The sighting of three new North Atlantic right whale calves off the coasts of Georgia and Florida Monday raised the number of new whales of the endangered species to nine, according to a statement issued by the Center for Coastal Studies.

“These recent sightings are good news,” said Right Whale Ecology Program Director Dr. Stormy Mayo of the Center for Coastal Studies (CCS), in a statement on Wednesday. "However, in order for this population to recover, we must see a substantial increase each year in the number of newborns. Fortunately, the calving season is still underway and hopefully more will appear in the weeks ahead.”

While the calves were born further south, the whales migrate north towards Cape Cod where they spend a large portion of their lives.

The three mothers are named Calvin, Echo and Arrow, according to CCS, a Provincetown-based reasearch center focused on the preservation of ocean habitats and species.

According to the National Oceanic and Atmospheric Administration, there are only 400 northern right whales left in the world, and of that number, only 100 are breeding females.

Mayo said that while the nine recent births are great and a substantial improvement from the seven recorded last calving season, it does not signal an immediate reversal in the species' fortunes.
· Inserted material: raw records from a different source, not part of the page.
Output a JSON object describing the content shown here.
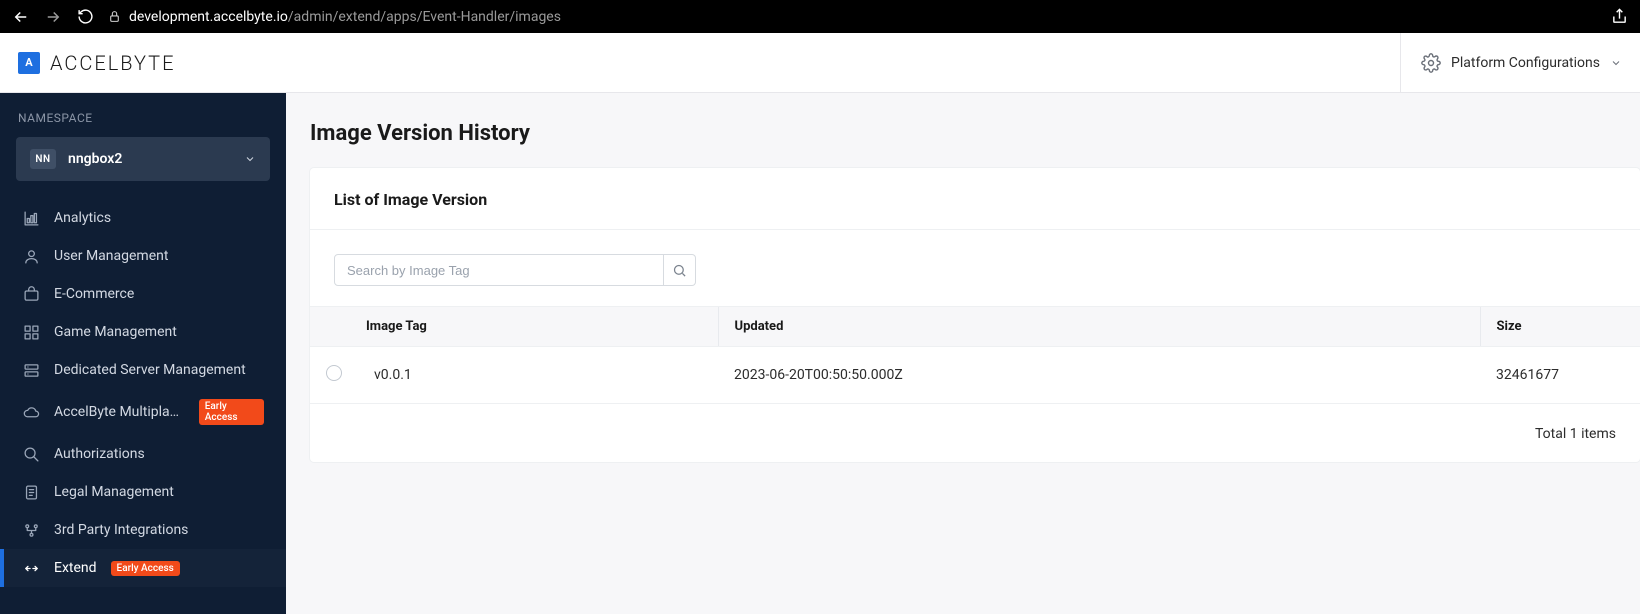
{
  "browser": {
    "host": "development.accelbyte.io",
    "path": "/admin/extend/apps/Event-Handler/images"
  },
  "brand": {
    "mark": "A",
    "name": "ACCELBYTE"
  },
  "topbar": {
    "platform_cfg": "Platform Configurations"
  },
  "sidebar": {
    "ns_label": "NAMESPACE",
    "ns_badge": "NN",
    "ns_name": "nngbox2",
    "early_access": "Early Access",
    "items": [
      {
        "label": "Analytics",
        "icon": "chart"
      },
      {
        "label": "User Management",
        "icon": "user"
      },
      {
        "label": "E-Commerce",
        "icon": "cart"
      },
      {
        "label": "Game Management",
        "icon": "grid"
      },
      {
        "label": "Dedicated Server Management",
        "icon": "server"
      },
      {
        "label": "AccelByte Multiplaye...",
        "icon": "cloud",
        "badge": true
      },
      {
        "label": "Authorizations",
        "icon": "key"
      },
      {
        "label": "Legal Management",
        "icon": "doc"
      },
      {
        "label": "3rd Party Integrations",
        "icon": "integrations"
      },
      {
        "label": "Extend",
        "icon": "extend",
        "badge": true,
        "active": true
      }
    ]
  },
  "main": {
    "page_title": "Image Version History",
    "card_title": "List of Image Version",
    "search_placeholder": "Search by Image Tag",
    "columns": {
      "tag": "Image Tag",
      "updated": "Updated",
      "size": "Size"
    },
    "rows": [
      {
        "tag": "v0.0.1",
        "updated": "2023-06-20T00:50:50.000Z",
        "size": "32461677"
      }
    ],
    "pager": "Total 1 items"
  }
}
Indeed, ship strikes, entaglements and "other unidentified causes" killed ten whales in 2019, bringing their numbers under 400.

"Frankly, we need more than the nine whales this year to begin to feel any relief on this story because the mortality rates are still very high," he said. "So, nine is great and this is an extraordinarily rare animal in the world. But, we need to see more calves in the world."